Prompt: Among the entries, how many lines carry the string "text"? Give the number and nothing else.
### Provided data
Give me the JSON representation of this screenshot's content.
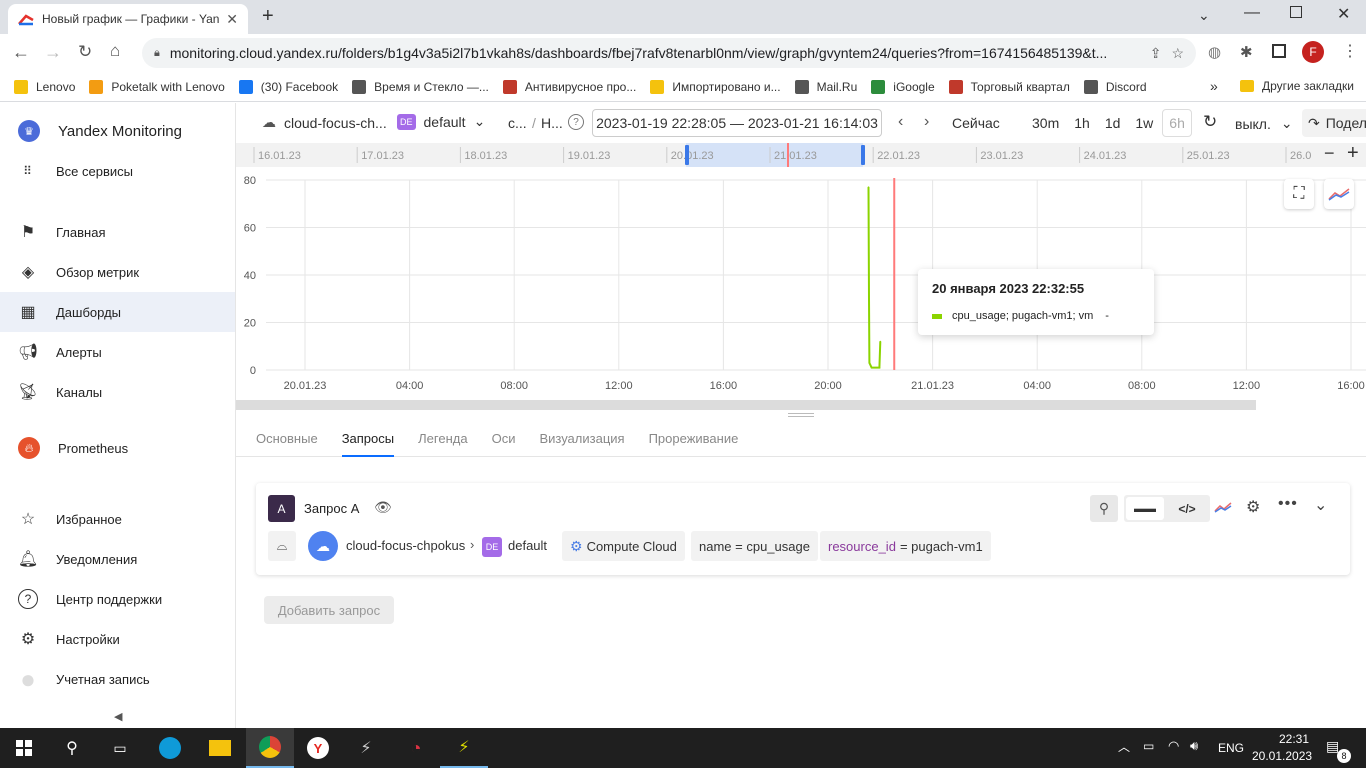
{
  "browser": {
    "tab_title": "Новый график — Графики - Yan",
    "url": "monitoring.cloud.yandex.ru/folders/b1g4v3a5i2l7b1vkah8s/dashboards/fbej7rafv8tenarbl0nm/view/graph/gvyntem24/queries?from=1674156485139&t...",
    "profile_initial": "F",
    "bookmarks": [
      {
        "label": "Lenovo",
        "color": "#f4c20d"
      },
      {
        "label": "Poketalk with Lenovo",
        "color": "#f39c12"
      },
      {
        "label": "(30) Facebook",
        "color": "#1877f2"
      },
      {
        "label": "Время и Стекло —...",
        "color": "#555555"
      },
      {
        "label": "Антивирусное про...",
        "color": "#c0392b"
      },
      {
        "label": "Импортировано и...",
        "color": "#f4c20d"
      },
      {
        "label": "Mail.Ru",
        "color": "#555555"
      },
      {
        "label": "iGoogle",
        "color": "#2c8c3c"
      },
      {
        "label": "Торговый квартал",
        "color": "#c0392b"
      },
      {
        "label": "Discord",
        "color": "#555555"
      }
    ],
    "bookmarks_more": "»",
    "other_bookmarks": "Другие закладки"
  },
  "sidebar": {
    "brand": "Yandex Monitoring",
    "all_services": "Все сервисы",
    "items": [
      {
        "label": "Главная",
        "icon": "flag-icon"
      },
      {
        "label": "Обзор метрик",
        "icon": "compass-icon"
      },
      {
        "label": "Дашборды",
        "icon": "grid-icon"
      },
      {
        "label": "Алерты",
        "icon": "megaphone-icon"
      },
      {
        "label": "Каналы",
        "icon": "satellite-icon"
      }
    ],
    "prometheus": "Prometheus",
    "bottom_items": [
      {
        "label": "Избранное",
        "icon": "star-icon"
      },
      {
        "label": "Уведомления",
        "icon": "bell-icon"
      },
      {
        "label": "Центр поддержки",
        "icon": "help-icon"
      },
      {
        "label": "Настройки",
        "icon": "gear-icon"
      },
      {
        "label": "Учетная запись",
        "icon": "avatar-icon"
      }
    ]
  },
  "controls": {
    "cloud": "cloud-focus-ch...",
    "folder_badge": "DE",
    "folder": "default",
    "crumb1": "с...",
    "crumb_sep": "/",
    "crumb2": "Н...",
    "time_range": "2023-01-19 22:28:05 — 2023-01-21 16:14:03",
    "now": "Сейчас",
    "ranges": [
      "30m",
      "1h",
      "1d",
      "1w",
      "6h"
    ],
    "refresh": "выкл.",
    "share": "Подели"
  },
  "timeline": {
    "labels": [
      "16.01.23",
      "17.01.23",
      "18.01.23",
      "19.01.23",
      "20.01.23",
      "21.01.23",
      "22.01.23",
      "23.01.23",
      "24.01.23",
      "25.01.23",
      "26.0"
    ]
  },
  "chart_data": {
    "type": "line",
    "series": [
      {
        "name": "cpu_usage; pugach-vm1; vm",
        "color": "#8bd400",
        "points": [
          {
            "x": "2023-01-20 21:33",
            "y": 77
          },
          {
            "x": "2023-01-20 21:34",
            "y": 30
          },
          {
            "x": "2023-01-20 21:35",
            "y": 3
          },
          {
            "x": "2023-01-20 21:40",
            "y": 1
          },
          {
            "x": "2023-01-20 21:58",
            "y": 1
          },
          {
            "x": "2023-01-20 22:00",
            "y": 12
          }
        ]
      }
    ],
    "xtick_labels": [
      "20.01.23",
      "04:00",
      "08:00",
      "12:00",
      "16:00",
      "20:00",
      "21.01.23",
      "04:00",
      "08:00",
      "12:00",
      "16:00"
    ],
    "ytick_labels": [
      "0",
      "20",
      "40",
      "60",
      "80"
    ],
    "ylim": [
      0,
      80
    ],
    "grid": true,
    "cursor_color": "#ff7a7a",
    "tooltip": {
      "title": "20 января 2023 22:32:55",
      "series": "cpu_usage; pugach-vm1; vm",
      "value": "-"
    }
  },
  "settings_tabs": [
    {
      "label": "Основные",
      "active": false
    },
    {
      "label": "Запросы",
      "active": true
    },
    {
      "label": "Легенда",
      "active": false
    },
    {
      "label": "Оси",
      "active": false
    },
    {
      "label": "Визуализация",
      "active": false
    },
    {
      "label": "Прореживание",
      "active": false
    }
  ],
  "query": {
    "badge": "A",
    "title": "Запрос A",
    "cloud": "cloud-focus-chpokus",
    "folder_badge": "DE",
    "folder": "default",
    "service": "Compute Cloud",
    "name_filter": "name = cpu_usage",
    "resource_key": "resource_id",
    "resource_value": "= pugach-vm1",
    "add_query": "Добавить запрос"
  },
  "taskbar": {
    "lang": "ENG",
    "time": "22:31",
    "date": "20.01.2023",
    "notifications": "8"
  }
}
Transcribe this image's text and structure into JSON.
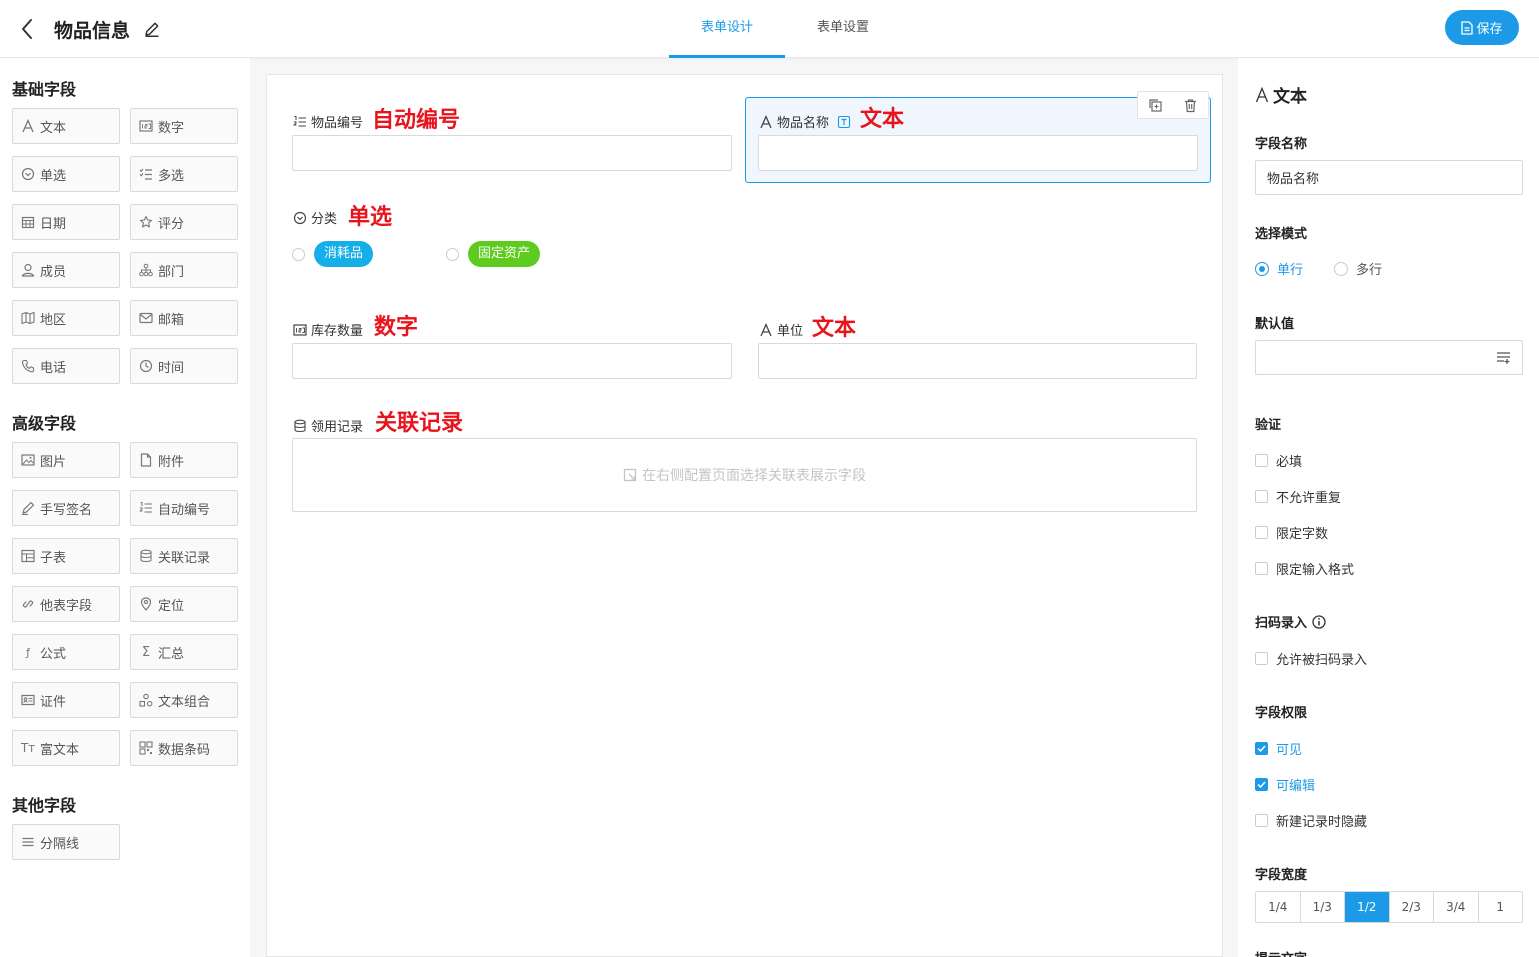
{
  "header": {
    "title": "物品信息",
    "tabs": [
      "表单设计",
      "表单设置"
    ],
    "active_tab": 0,
    "save_label": "保存"
  },
  "colors": {
    "accent": "#1c9ae8",
    "annotation": "#e8141c",
    "pill_consumable": "#16aee8",
    "pill_asset": "#5ecb1f"
  },
  "sidebar": {
    "sections": [
      {
        "title": "基础字段",
        "items": [
          {
            "label": "文本",
            "icon": "text-a-icon"
          },
          {
            "label": "数字",
            "icon": "number-icon"
          },
          {
            "label": "单选",
            "icon": "single-select-icon"
          },
          {
            "label": "多选",
            "icon": "multi-select-icon"
          },
          {
            "label": "日期",
            "icon": "calendar-icon"
          },
          {
            "label": "评分",
            "icon": "star-icon"
          },
          {
            "label": "成员",
            "icon": "user-icon"
          },
          {
            "label": "部门",
            "icon": "org-icon"
          },
          {
            "label": "地区",
            "icon": "map-icon"
          },
          {
            "label": "邮箱",
            "icon": "mail-icon"
          },
          {
            "label": "电话",
            "icon": "phone-icon"
          },
          {
            "label": "时间",
            "icon": "clock-icon"
          }
        ]
      },
      {
        "title": "高级字段",
        "items": [
          {
            "label": "图片",
            "icon": "image-icon"
          },
          {
            "label": "附件",
            "icon": "file-icon"
          },
          {
            "label": "手写签名",
            "icon": "pen-icon"
          },
          {
            "label": "自动编号",
            "icon": "ordered-list-icon"
          },
          {
            "label": "子表",
            "icon": "table-icon"
          },
          {
            "label": "关联记录",
            "icon": "database-icon"
          },
          {
            "label": "他表字段",
            "icon": "link-icon"
          },
          {
            "label": "定位",
            "icon": "location-icon"
          },
          {
            "label": "公式",
            "icon": "formula-icon"
          },
          {
            "label": "汇总",
            "icon": "sigma-icon"
          },
          {
            "label": "证件",
            "icon": "id-card-icon"
          },
          {
            "label": "文本组合",
            "icon": "combine-icon"
          },
          {
            "label": "富文本",
            "icon": "rich-text-icon"
          },
          {
            "label": "数据条码",
            "icon": "qrcode-icon"
          }
        ]
      },
      {
        "title": "其他字段",
        "items": [
          {
            "label": "分隔线",
            "icon": "divider-icon"
          }
        ]
      }
    ]
  },
  "form": {
    "fields": [
      {
        "label": "物品编号",
        "annotation": "自动编号",
        "icon": "ordered-list-icon"
      },
      {
        "label": "物品名称",
        "annotation": "文本",
        "icon": "text-a-icon"
      },
      {
        "label": "分类",
        "annotation": "单选",
        "icon": "single-select-icon",
        "options": [
          "消耗品",
          "固定资产"
        ]
      },
      {
        "label": "库存数量",
        "annotation": "数字",
        "icon": "number-icon"
      },
      {
        "label": "单位",
        "annotation": "文本",
        "icon": "text-a-icon"
      },
      {
        "label": "领用记录",
        "annotation": "关联记录",
        "icon": "database-icon",
        "placeholder": "在右侧配置页面选择关联表展示字段"
      }
    ]
  },
  "props": {
    "type_title": "文本",
    "field_name_label": "字段名称",
    "field_name_value": "物品名称",
    "mode_label": "选择模式",
    "mode_options": [
      "单行",
      "多行"
    ],
    "mode_selected": 0,
    "default_label": "默认值",
    "validation_label": "验证",
    "validation_options": [
      {
        "label": "必填",
        "checked": false
      },
      {
        "label": "不允许重复",
        "checked": false
      },
      {
        "label": "限定字数",
        "checked": false
      },
      {
        "label": "限定输入格式",
        "checked": false
      }
    ],
    "scan_label": "扫码录入",
    "scan_options": [
      {
        "label": "允许被扫码录入",
        "checked": false
      }
    ],
    "perm_label": "字段权限",
    "perm_options": [
      {
        "label": "可见",
        "checked": true
      },
      {
        "label": "可编辑",
        "checked": true
      },
      {
        "label": "新建记录时隐藏",
        "checked": false
      }
    ],
    "width_label": "字段宽度",
    "width_options": [
      "1/4",
      "1/3",
      "1/2",
      "2/3",
      "3/4",
      "1"
    ],
    "width_selected": 2,
    "hint_label": "提示文字"
  }
}
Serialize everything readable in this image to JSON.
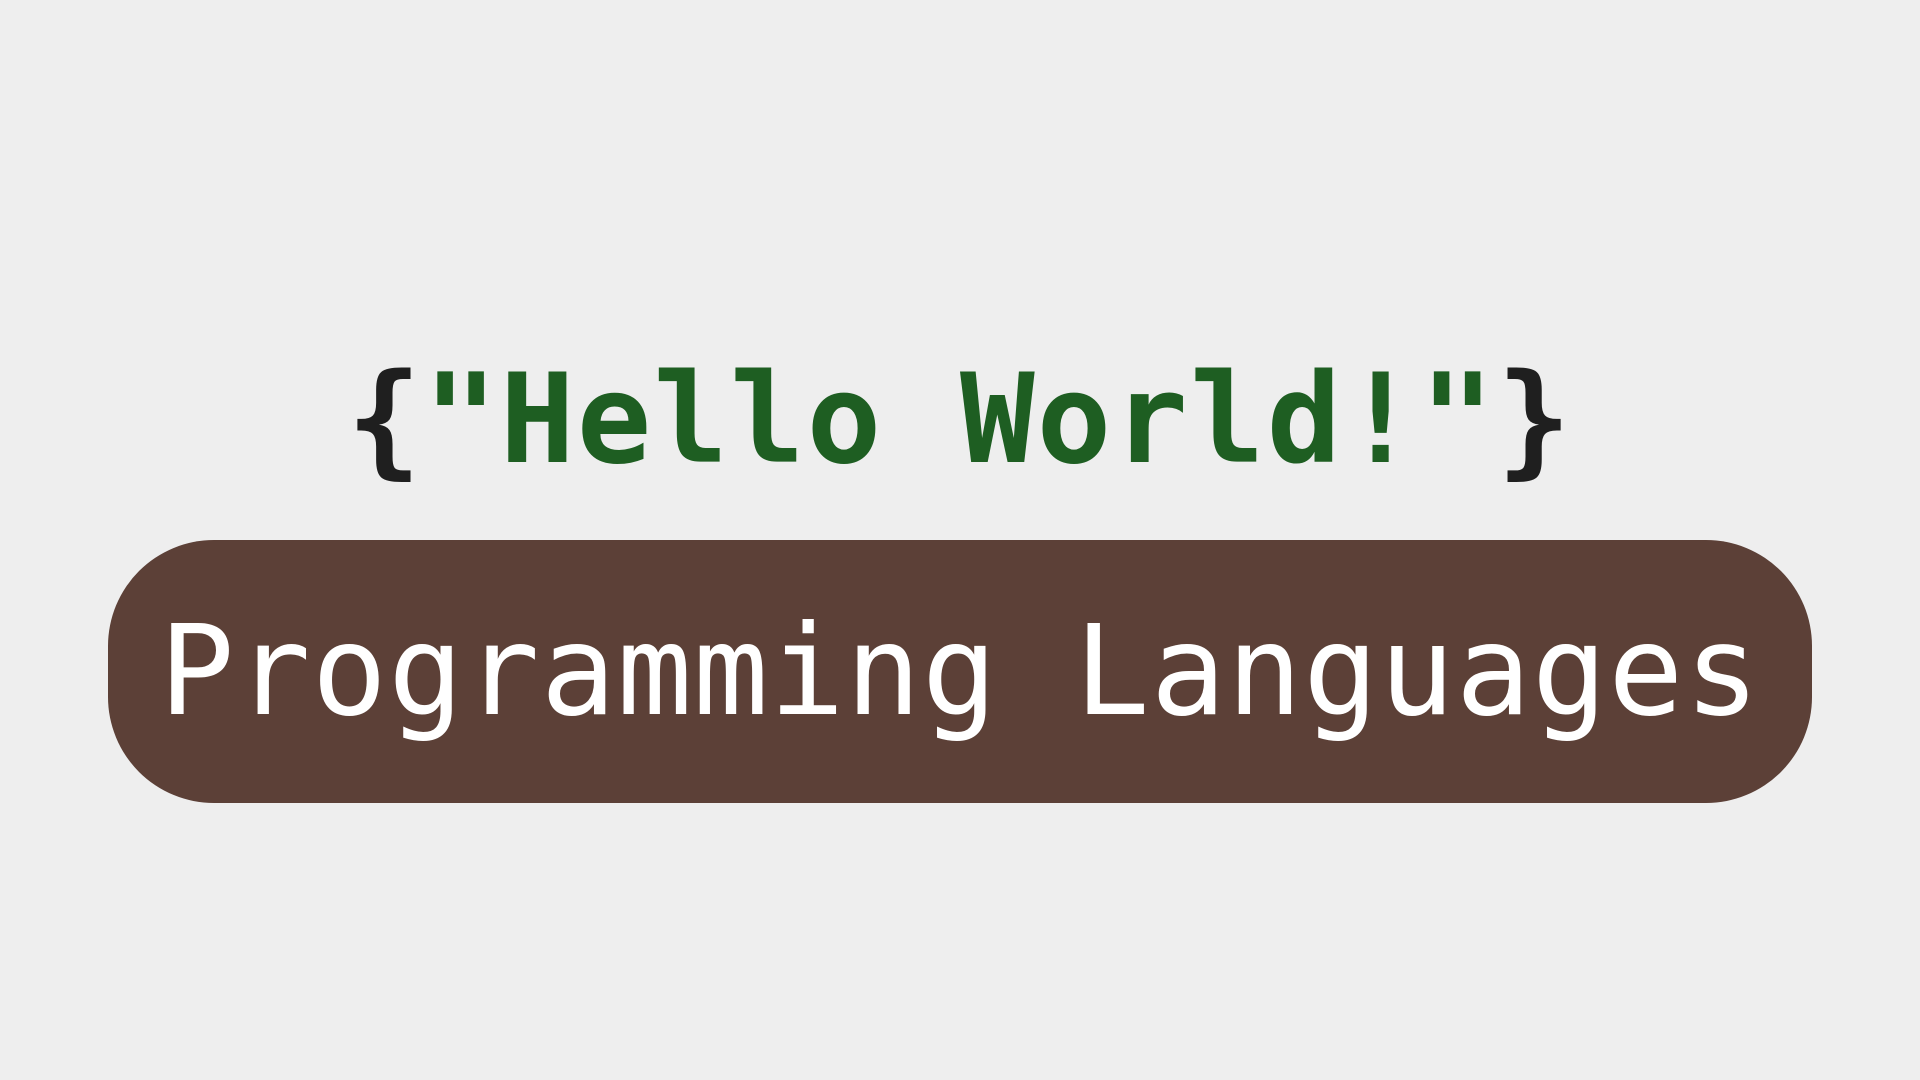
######
Reply to the task: 5